Music Short Courses: The Icons of Jazz
Dick Lee, Short Courses Music Teaching Fellow, looks at iconic figures from the history of jazz and encourages you to enjoy Scotland’s thriving jazz scene.
Hello, I'm Dick Lee and, I’ve been playing and composing jazz in Scotland for the last half a century and presenting short courses about it for the University of Edinburgh for the last couple of decades. You can see some of my own music on my YouTube channel.
You can view 'Dick Lee’s Lockdown Meltdown' here.
The original meaning of 'icon' is a sacred image used in religious devotion, and within the jazz world, there is indeed a tendency to worship. Drummers for instance go weak at the knees when Steve Gadd or Tony Williams are mentioned. Tenor sax players often worship John Coltrane, appropriate since San Francisco’s Church of St John Coltrane viewed him as Christ incarnated (with Charlie Parker as John the Baptist) although he was later demoted to saint. As a clarinettist, I must confess to a great fondness for Acker Bilk – maybe not to worship but definitely to go for a drink with!

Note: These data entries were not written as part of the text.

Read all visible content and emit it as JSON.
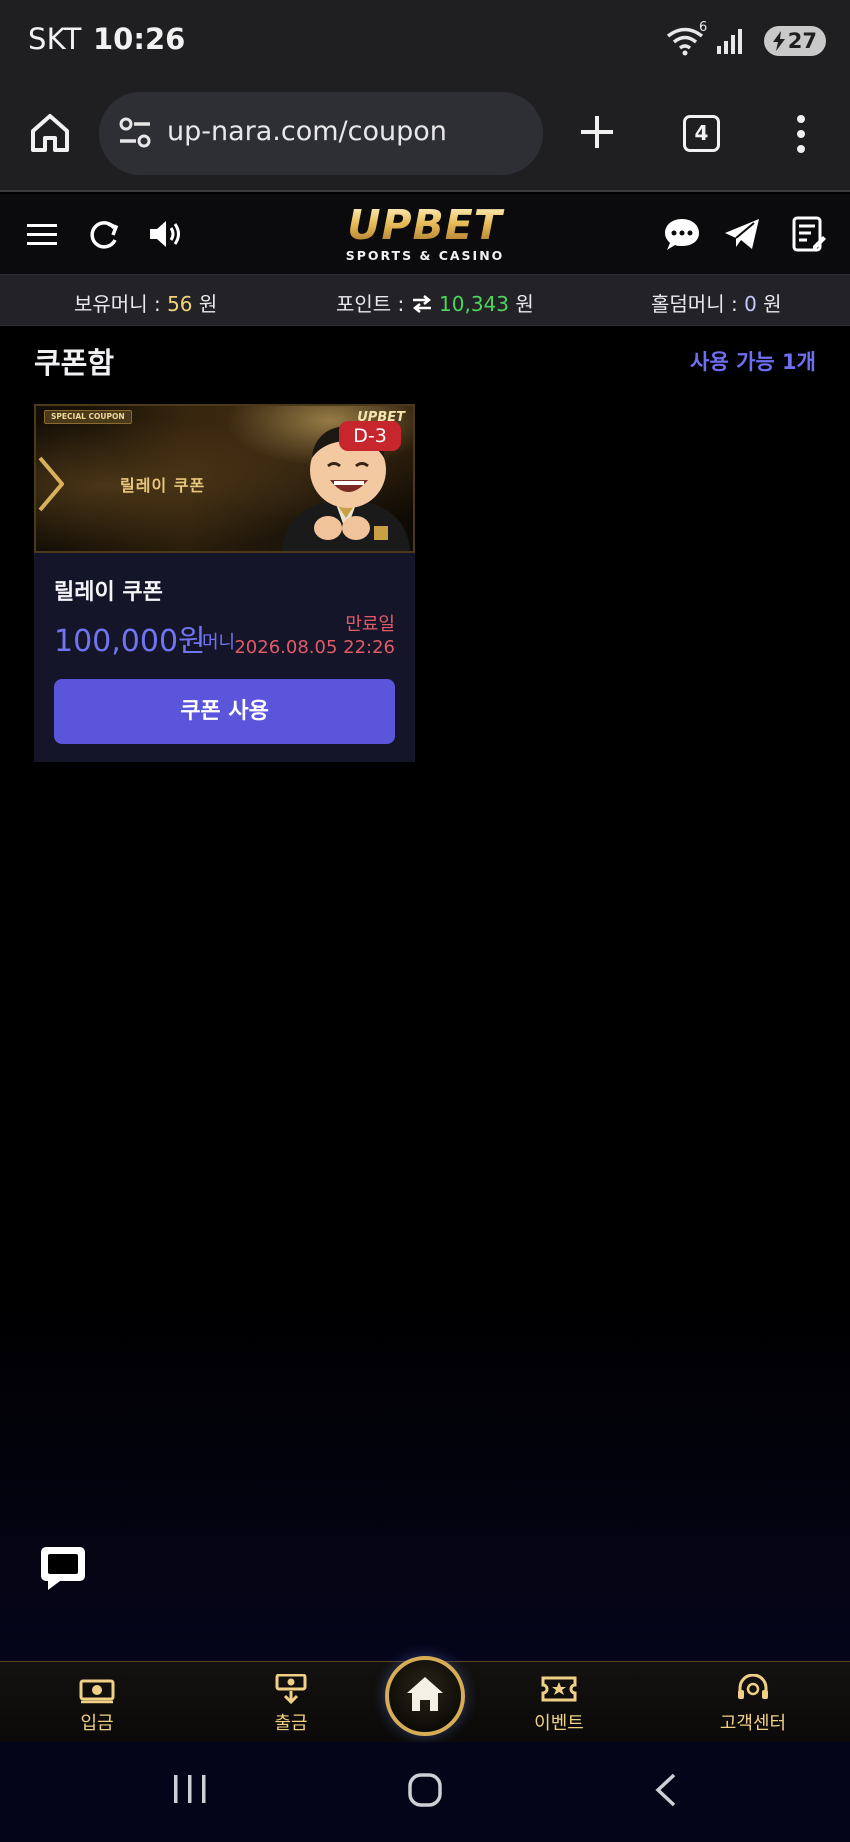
{
  "status_bar": {
    "carrier": "SKT",
    "time": "10:26",
    "battery": "27",
    "wifi_badge": "6"
  },
  "browser": {
    "url": "up-nara.com/coupon",
    "tab_count": "4"
  },
  "logo": {
    "main": "UPBET",
    "sub": "SPORTS & CASINO"
  },
  "balances": {
    "money_label": "보유머니 : ",
    "money_value": "56",
    "money_unit": " 원",
    "point_label": "포인트 : ",
    "point_value": "10,343",
    "point_unit": " 원",
    "holdem_label": "홀덤머니 : ",
    "holdem_value": "0",
    "holdem_unit": " 원"
  },
  "coupon_box": {
    "title": "쿠폰함",
    "available": "사용 가능 1개",
    "coupons": [
      {
        "tag": "SPECIAL COUPON",
        "banner_title": "릴레이 쿠폰",
        "banner_logo": "UPBET",
        "dday": "D-3",
        "name": "릴레이 쿠폰",
        "amount": "100,000원",
        "unit": "머니",
        "expire_label": "만료일",
        "expire_date": "2026.08.05 22:26",
        "use_label": "쿠폰 사용"
      }
    ]
  },
  "bottom_nav": {
    "deposit": "입금",
    "withdraw": "출금",
    "event": "이벤트",
    "support": "고객센터"
  },
  "colors": {
    "accent": "#5a55db",
    "gold": "#d6ad55",
    "point_green": "#4ed45c",
    "expire_red": "#e25a66",
    "dday_red": "#c7262d"
  }
}
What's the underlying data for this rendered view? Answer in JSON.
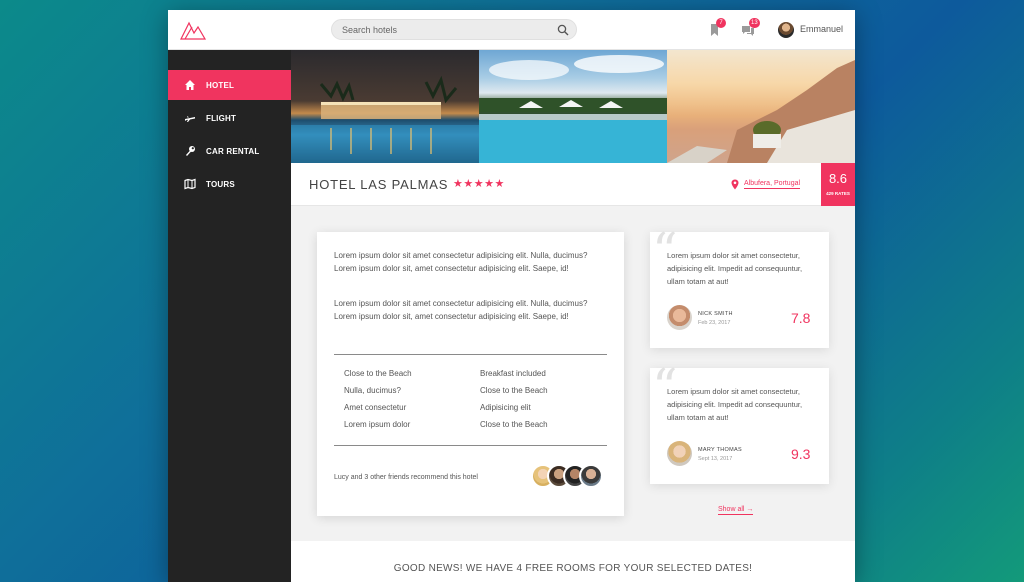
{
  "header": {
    "search_placeholder": "Search hotels",
    "bookmark_badge": "7",
    "messages_badge": "13",
    "user_name": "Emmanuel"
  },
  "sidebar": {
    "items": [
      {
        "label": "HOTEL",
        "icon": "home-icon",
        "active": true
      },
      {
        "label": "FLIGHT",
        "icon": "plane-icon",
        "active": false
      },
      {
        "label": "CAR RENTAL",
        "icon": "wrench-icon",
        "active": false
      },
      {
        "label": "TOURS",
        "icon": "map-icon",
        "active": false
      }
    ]
  },
  "hotel": {
    "name": "HOTEL LAS PALMAS",
    "stars": "★★★★★",
    "location": "Albufera, Portugal",
    "rating": "8.6",
    "rates_count": "429 RATES"
  },
  "description": {
    "paragraphs": [
      "Lorem ipsum dolor sit amet consectetur adipisicing elit. Nulla, ducimus?Lorem ipsum dolor sit, amet consectetur adipisicing elit. Saepe, id!",
      "Lorem ipsum dolor sit amet consectetur adipisicing elit. Nulla, ducimus?Lorem ipsum dolor sit, amet consectetur adipisicing elit. Saepe, id!"
    ],
    "features_left": [
      "Close to the Beach",
      "Nulla, ducimus?",
      "Amet consectetur",
      "Lorem ipsum dolor"
    ],
    "features_right": [
      "Breakfast included",
      "Close to the Beach",
      "Adipisicing elit",
      "Close to the Beach"
    ],
    "recommend_text": "Lucy and 3 other friends recommend this hotel"
  },
  "reviews": [
    {
      "text": "Lorem ipsum dolor sit amet consectetur, adipisicing elit. Impedit ad consequuntur, ullam totam at aut!",
      "name": "NICK SMITH",
      "date": "Feb 23, 2017",
      "score": "7.8"
    },
    {
      "text": "Lorem ipsum dolor sit amet consectetur, adipisicing elit. Impedit ad consequuntur, ullam totam at aut!",
      "name": "MARY THOMAS",
      "date": "Sept 13, 2017",
      "score": "9.3"
    }
  ],
  "show_all_label": "Show all →",
  "good_news": "GOOD NEWS! WE HAVE 4 FREE ROOMS FOR YOUR SELECTED DATES!",
  "colors": {
    "accent": "#f0345f",
    "sidebar": "#232323",
    "content_bg": "#f2f2f2"
  }
}
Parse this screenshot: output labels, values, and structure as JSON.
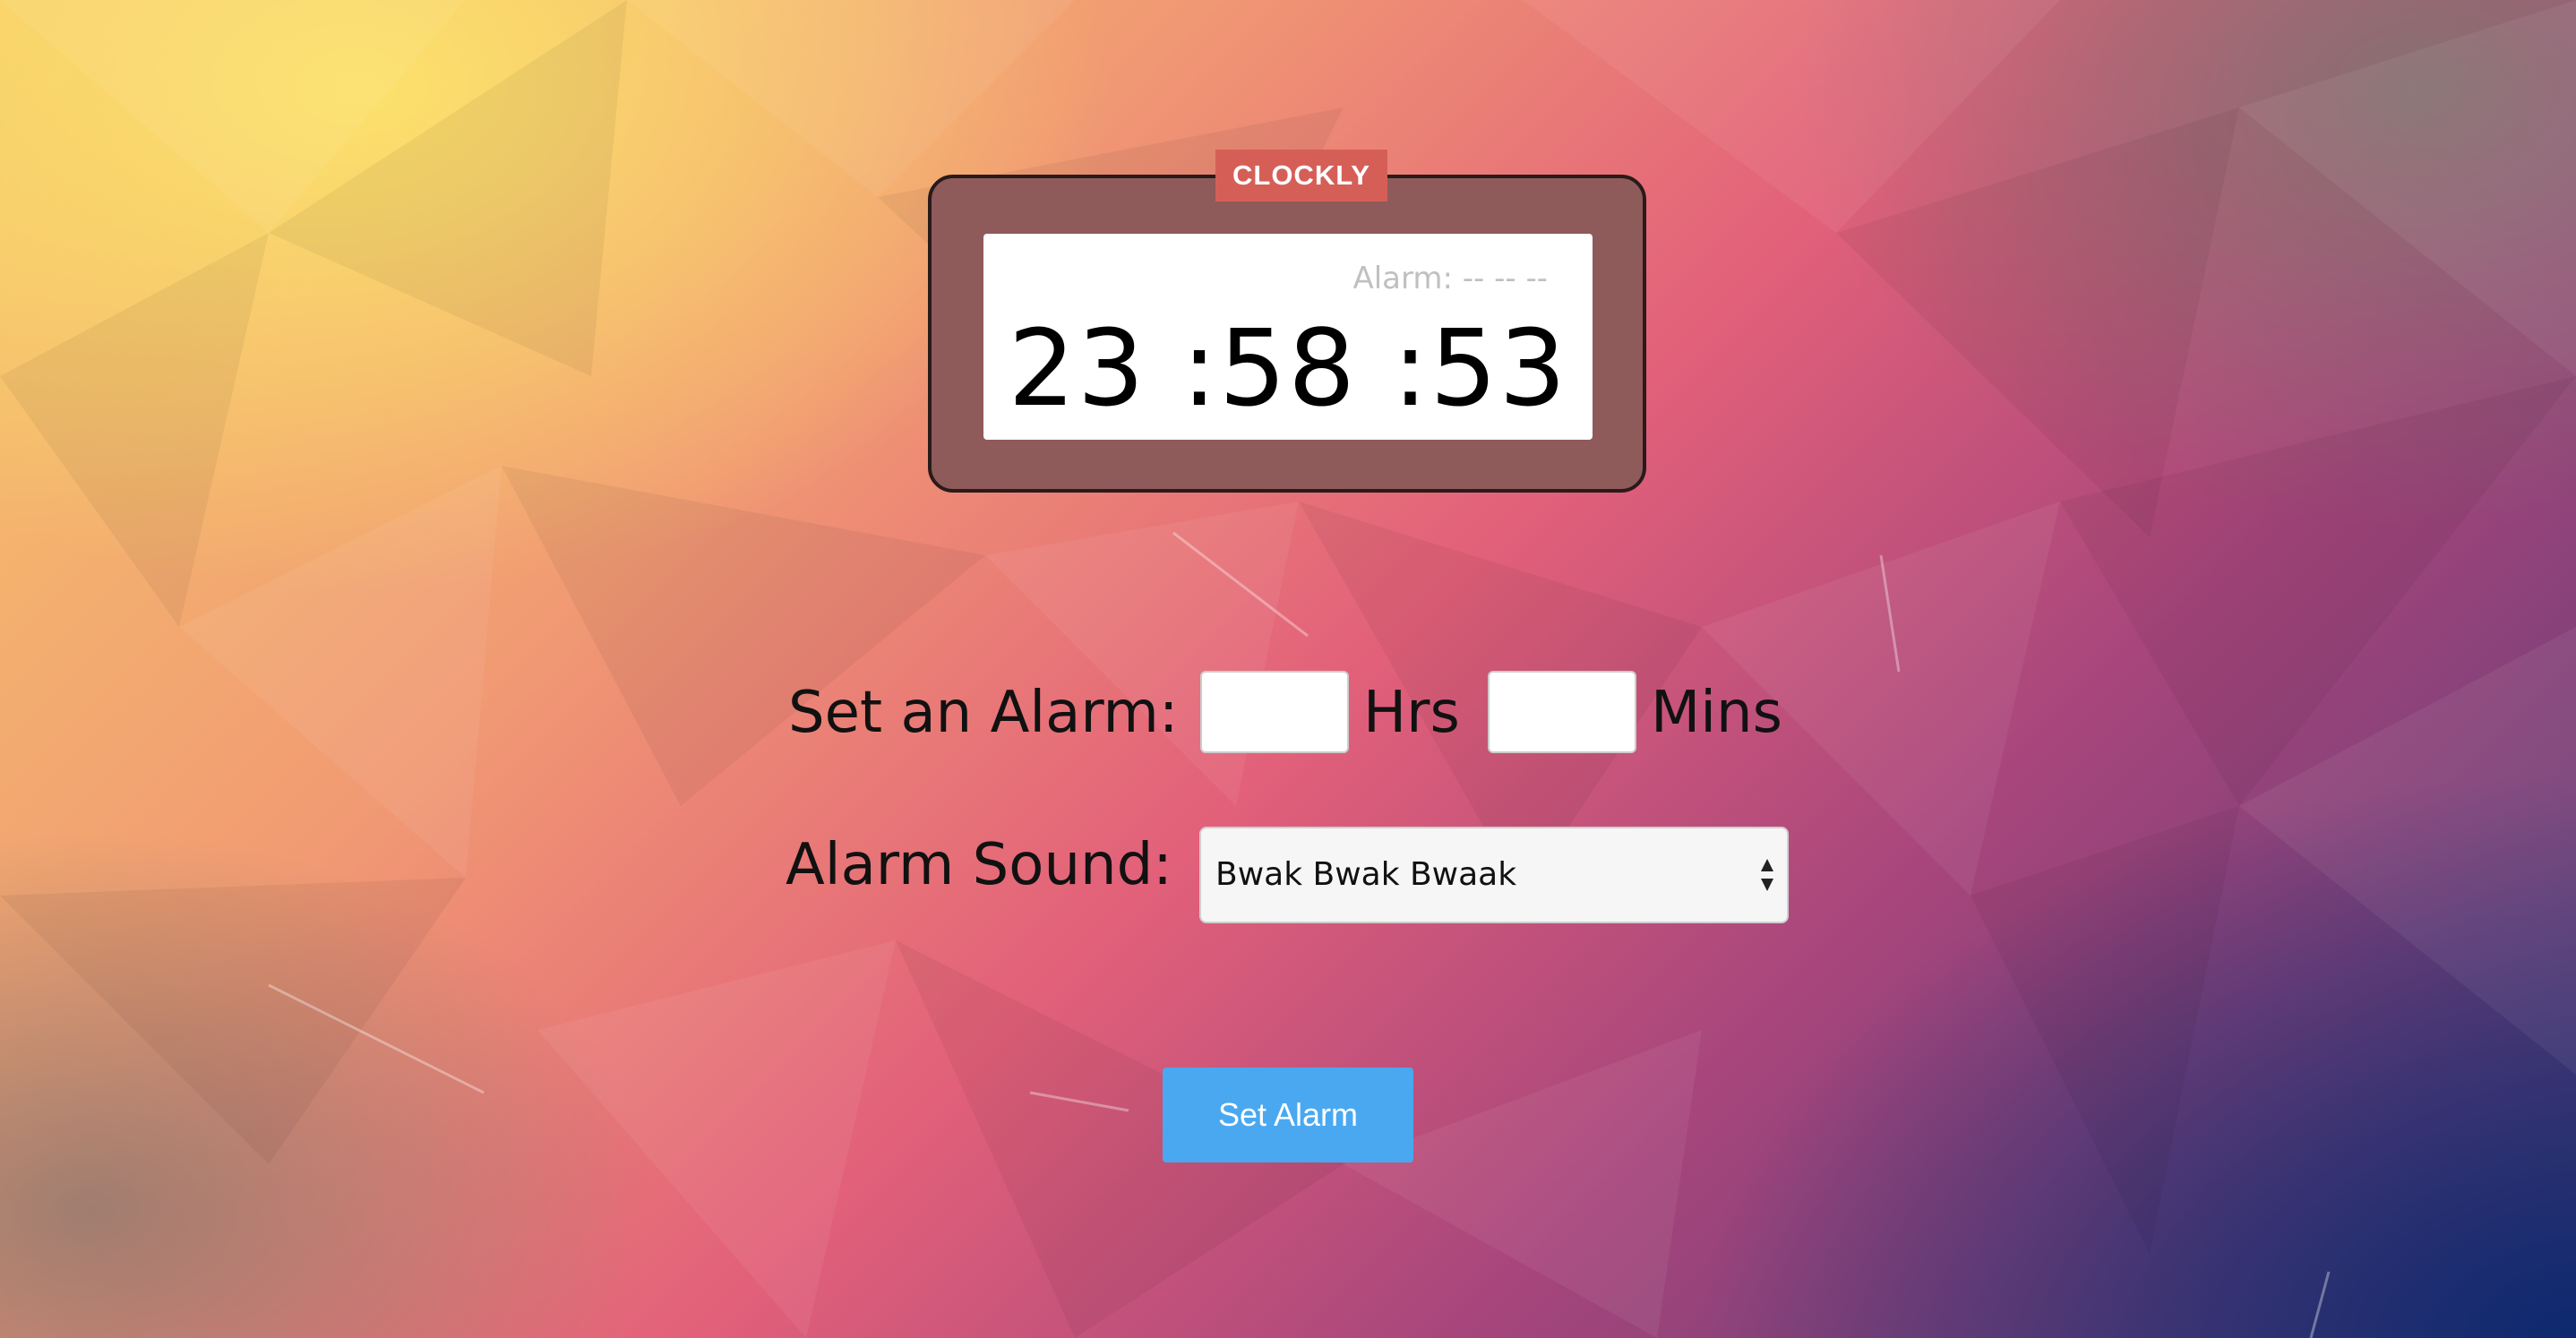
{
  "brand": "CLOCKLY",
  "clock": {
    "alarm_readout": "Alarm: -- -- --",
    "time": "23 :58 :53"
  },
  "alarm_form": {
    "set_label": "Set an Alarm:",
    "hours_value": "",
    "hours_unit": "Hrs",
    "minutes_value": "",
    "minutes_unit": "Mins",
    "sound_label": "Alarm Sound:",
    "sound_selected": "Bwak Bwak Bwaak",
    "submit_label": "Set Alarm"
  },
  "colors": {
    "clock_body": "#8f5a5a",
    "brand_badge": "#d55f57",
    "button": "#4aa8f0"
  },
  "icons": {
    "select_arrows": "up-down-arrows-icon"
  }
}
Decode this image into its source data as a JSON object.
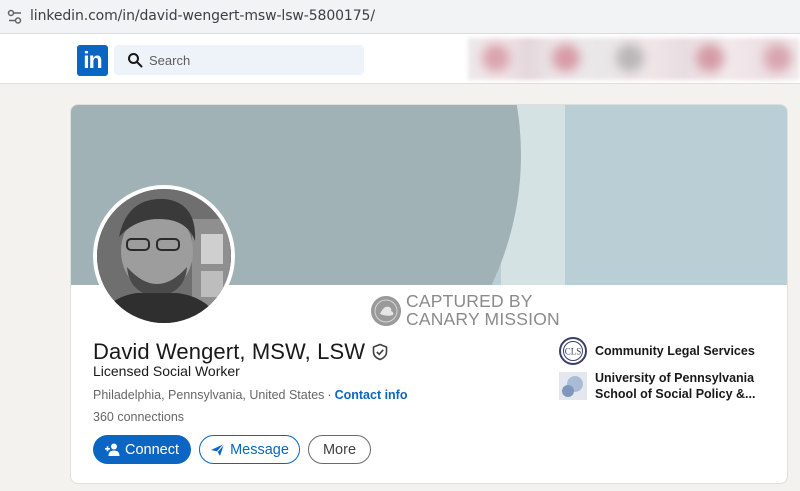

There’s never been a better time to explore the whole history of jazz and its seminal figures because it’s all on YouTube which makes it even easier. Recordings and films from the very beginnings of jazz through to the present day are all at your fingertips. It’s a remarkable resource and I use it a lot in my refreshed Term 1 Icons of Jazz short course – treating the class and myself to some wonderful performances, analysing the music and describing sometimes their tumultuous lives. I heartily recommend doing your own research, and I also recommend a good sound system or headphones while exploring (florin sized computer speakers just don’t hack it!)
But of course, there is no substitute for live music and this applies to jazz more than most, so the best advice I can give is to look out for live gigs in your area.
In Edinburgh we’re lucky enough to have the Jazz Bar in Chambers Street, offering three or four gigs of all styles of jazz 364 days a year, and the Friday night Jazz ‘n’ Jive Club at Heriots Rugby Club in Goldenacre, offering traditional jazz for dancing. You can see visiting jazz icons at both these venues from time to time, and of course in July, there’s the Edinburgh Jazz and Blues Festival and the city is full of jazz artists.
Before I finish, I’d like to draw your attention to a couple of world famous Scottish jazz icons that we are lucky enough to be able to see performing in Scotland. See what they're up to below:
- Tommy Smith
- Brian Kellock
- There's also an Edinburgh Fringe Show with Brian Kellock (and myself) happening in August if you want to listen first hand.
If the history of jazz is a passion of yours, or you simply want to learn more about jazz icons (past and present), we have a number of in-person music courses kicking off in September that are now available to book.